The project is the brainchild of Reni Folawiyo, a Nigerian Buisness woman who sort to bring the convergence of high end luxury fashion to Lagos. "Reni wanted to create an African-inspired store that would be a destination for clients in Nigeria but also for pan-African travelers," says Adjaye, describing Folawiyo's initial pitch, "one that would curate the incredible talent pool on the continent that's been invisible."
With the onslaught of annoying cliche and perspective to the African design language and influences, Adjaye perhaps approached this store design with caution, intent on not creating a signature bore of the "african" theme but rather a dialogue of the contemporary African experience, culture ansd identity. This is simply a project that is celebrating od design talent. " It is an architectural promenade through the different parts of the programme, culminating in a glazed roof top space - an art gallery and terrace - that visually connects back to the city."
With a nine metre high rectangular volume, the space is an elegiac tranquil volume, a space that offers some sort of sanctity and "respite from the frenetic energy of Lagos" Adjaye says. Folawiwo is perhaps the shops number one fan, and rightfully so. She sort Adjaye to create a store that celebrated above everything else, African design in architecture and culture. She has been a keen observer of the various dying trades within the continent and only knows too well the art of packaging a concept into something we can relate with as top quality.

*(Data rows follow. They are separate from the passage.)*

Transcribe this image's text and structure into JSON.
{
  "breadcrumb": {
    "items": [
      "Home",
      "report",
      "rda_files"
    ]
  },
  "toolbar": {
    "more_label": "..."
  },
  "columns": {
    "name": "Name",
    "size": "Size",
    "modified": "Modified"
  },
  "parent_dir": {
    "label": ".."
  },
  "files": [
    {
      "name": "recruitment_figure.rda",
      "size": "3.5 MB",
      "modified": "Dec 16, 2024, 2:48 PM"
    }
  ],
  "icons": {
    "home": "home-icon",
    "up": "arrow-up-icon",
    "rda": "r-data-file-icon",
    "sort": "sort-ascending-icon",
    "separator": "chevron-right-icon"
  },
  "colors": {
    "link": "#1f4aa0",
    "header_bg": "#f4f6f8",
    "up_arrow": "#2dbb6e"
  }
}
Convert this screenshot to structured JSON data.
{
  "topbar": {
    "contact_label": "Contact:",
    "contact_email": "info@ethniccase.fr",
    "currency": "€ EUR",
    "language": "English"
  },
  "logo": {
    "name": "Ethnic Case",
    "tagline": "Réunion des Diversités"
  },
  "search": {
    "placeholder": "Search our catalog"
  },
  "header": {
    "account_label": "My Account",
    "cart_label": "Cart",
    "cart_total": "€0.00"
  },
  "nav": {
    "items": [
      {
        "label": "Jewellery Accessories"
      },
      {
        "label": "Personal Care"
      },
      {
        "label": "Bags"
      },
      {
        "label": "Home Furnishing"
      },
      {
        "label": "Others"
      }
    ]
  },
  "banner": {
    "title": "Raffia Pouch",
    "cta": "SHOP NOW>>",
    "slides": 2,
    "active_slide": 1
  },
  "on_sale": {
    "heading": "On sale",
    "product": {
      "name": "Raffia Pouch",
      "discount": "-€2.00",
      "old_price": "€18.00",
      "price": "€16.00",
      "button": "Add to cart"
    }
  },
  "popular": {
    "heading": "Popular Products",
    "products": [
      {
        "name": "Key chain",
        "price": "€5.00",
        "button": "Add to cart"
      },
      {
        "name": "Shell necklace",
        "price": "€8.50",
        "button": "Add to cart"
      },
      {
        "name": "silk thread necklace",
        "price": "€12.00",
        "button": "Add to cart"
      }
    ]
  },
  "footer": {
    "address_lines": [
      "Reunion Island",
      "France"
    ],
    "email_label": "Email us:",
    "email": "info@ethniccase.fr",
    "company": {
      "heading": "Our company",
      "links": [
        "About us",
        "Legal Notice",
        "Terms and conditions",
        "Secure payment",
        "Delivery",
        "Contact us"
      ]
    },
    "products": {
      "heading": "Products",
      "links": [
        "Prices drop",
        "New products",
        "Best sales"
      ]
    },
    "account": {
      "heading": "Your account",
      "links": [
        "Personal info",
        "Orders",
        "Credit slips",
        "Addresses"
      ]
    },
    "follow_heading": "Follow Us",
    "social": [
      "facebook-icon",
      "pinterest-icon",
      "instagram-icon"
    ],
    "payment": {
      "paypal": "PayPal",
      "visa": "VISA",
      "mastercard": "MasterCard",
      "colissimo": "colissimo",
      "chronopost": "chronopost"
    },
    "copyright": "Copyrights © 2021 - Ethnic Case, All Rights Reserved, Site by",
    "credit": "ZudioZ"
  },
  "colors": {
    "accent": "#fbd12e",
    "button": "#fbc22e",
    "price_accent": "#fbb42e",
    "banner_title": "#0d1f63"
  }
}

"We haven't patronized our own craft enough," says Folawiyo. "If you put African craft into a contemporary context, people will covet it. But it must be presented spectacularly. That way we can love it again."